Main Menu

Investment planned to boost brands

Former brewery executives buy Broughton Ales

Broughton Ales

Three former brewing industry executives have bought the Broughton Ales business in the Scottish Borders.

John Hunt, Steve McCarney and David McGowan are acquiring the business for an undisclosed sum from majority shareholder, Giles Litchfield, who has owned Broughton Ales since 1995.

The new owners are based in Scotland and previously spent many years working in senior roles with international drinks groups – Scottish & Newcastle, Heineken and Diageo.

Broughton Ales, which was founded in 1979, is regarded as Scotland’s original craft brewer whose brands include Greenmantle Ale and Old Jock Ale. The new owners plan to invest in developing the business to realise its potential in the fast growing and evolving craft beer market in Scotland.

The group’s business plan will include investing in the brands and creating a visitor attraction. Production will be increased from its current 5,000 hectolitres a year. New packaging and presentation will be introduced.
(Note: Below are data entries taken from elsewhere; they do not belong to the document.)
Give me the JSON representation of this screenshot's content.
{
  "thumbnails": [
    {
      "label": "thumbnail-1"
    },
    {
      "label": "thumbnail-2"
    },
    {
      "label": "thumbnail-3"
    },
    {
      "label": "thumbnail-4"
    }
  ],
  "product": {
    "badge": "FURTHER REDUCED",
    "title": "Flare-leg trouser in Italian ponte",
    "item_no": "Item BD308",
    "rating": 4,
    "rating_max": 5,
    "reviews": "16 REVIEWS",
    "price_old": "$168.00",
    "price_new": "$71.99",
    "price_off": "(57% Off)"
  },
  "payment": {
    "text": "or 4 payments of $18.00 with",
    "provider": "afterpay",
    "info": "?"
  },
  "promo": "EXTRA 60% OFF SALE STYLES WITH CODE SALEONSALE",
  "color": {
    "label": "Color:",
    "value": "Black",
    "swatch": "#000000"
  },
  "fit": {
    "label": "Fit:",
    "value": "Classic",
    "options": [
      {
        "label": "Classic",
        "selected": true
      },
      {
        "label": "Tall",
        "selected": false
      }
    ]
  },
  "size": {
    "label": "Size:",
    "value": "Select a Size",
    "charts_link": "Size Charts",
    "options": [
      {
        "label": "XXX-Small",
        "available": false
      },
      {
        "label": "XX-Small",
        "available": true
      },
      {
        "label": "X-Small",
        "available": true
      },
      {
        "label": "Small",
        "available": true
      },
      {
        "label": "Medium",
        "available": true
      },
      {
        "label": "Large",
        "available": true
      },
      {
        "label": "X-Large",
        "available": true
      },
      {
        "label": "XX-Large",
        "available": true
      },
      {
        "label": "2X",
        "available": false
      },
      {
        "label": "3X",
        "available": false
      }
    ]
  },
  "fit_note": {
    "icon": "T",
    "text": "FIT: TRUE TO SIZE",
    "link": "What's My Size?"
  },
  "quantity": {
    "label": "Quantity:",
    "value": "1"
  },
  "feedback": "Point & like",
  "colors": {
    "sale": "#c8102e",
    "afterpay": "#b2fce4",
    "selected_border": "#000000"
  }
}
There are plans to build sales in the on-trade pub market.

Mr Hunt said: “Broughton Ales is a business rooted in the heritage and history of the Scottish Borders and with strong brands which have real flavour, quality and character.”

“We plan to invest in the business to build a stronger presence in the growing craft beer market in Scotland to make our brands more accessible to a wider audience including younger consumers attracted to cask beers for the first time.”

Broughton Ales has six employees working in brewing, distribution, sales and administration. The brewing operation is led by Ian Smith who has 30 years’ experience in the business.

Broughton Ales was founded in 1979 by David Younger and James Collins in the village of Broughton in the Scottish Borders not far from the source of the River Tweed.

It was the first initiated Scottish microbrewery, which appealed to customers looking for a new “craft beer” experience outside traditional mass-produced lager and exports.

Collins and Younger capitalised on this time with the release of the iconic beer Greenmantle Ale; which is based on the eponymous John Buchan novel written while the author was living in Broughton.

As demand for craft beers grew, so did Broughton’s portfolio with the introduction of Old Jock Ale, Merlin’s Ale and the Scottish Oatmeal Stout.

Many of the company’s brand names are based on legendary Borders characters; indeed Broughton was the birthplace of Bonnie Prince Charlie’s principal secretary in the 1745 rising.

In 1995, Broughton underwent a change of ownership and was taken over by Mr Litchfield of Derbyshire’s Whim Ales who introduced the “Beers with Character” slogan which was a family of 10 bottled ales.

John Hunt has spent over twenty years in the drinks industry, most recently with Heineken in Amsterdam where he was Executive Director Global Strategy. Prior to this role, he was MD of Heineken’s Development Markets in Western Europe. John joined Heineken following the company’s acquisition of the UK FTSE Scottish & Newcastle in 2008 where he was MD for Asia and also International Finance Director. John will be responsible for finance and strategy at Broughton Ales.

Steve McCarney is a Commercial and Marketing Director with extensive experience developing drink brands in local and international markets. Most recently he was Portfolio Director European Wholesale at Heineken in Amsterdam. Previous roles include Head of Procurement and Head of Commercial Development at Scottish & Newcastle. Steve will be responsible for Marketing at Broughton Ales.

David McGowan has 25 years drinks industry experience having worked in senior sales and marketing positions with Diageo and Scottish & Newcastle. Previous positions include Head of Trade Relations and National Commercial Manager with Diageo and Marketing Controller with Scottish & Newcastle. David will be General Manager of Broughton Ales.

Photo (left to right):  John Hunt, David McGowan and Steve McCarney

Share The News Tweet about this on TwitterShare on FacebookShare on Google+Email this to someoneShare on LinkedIn





Leave a Reply

Your email address will not be published. Required fields are marked as *

*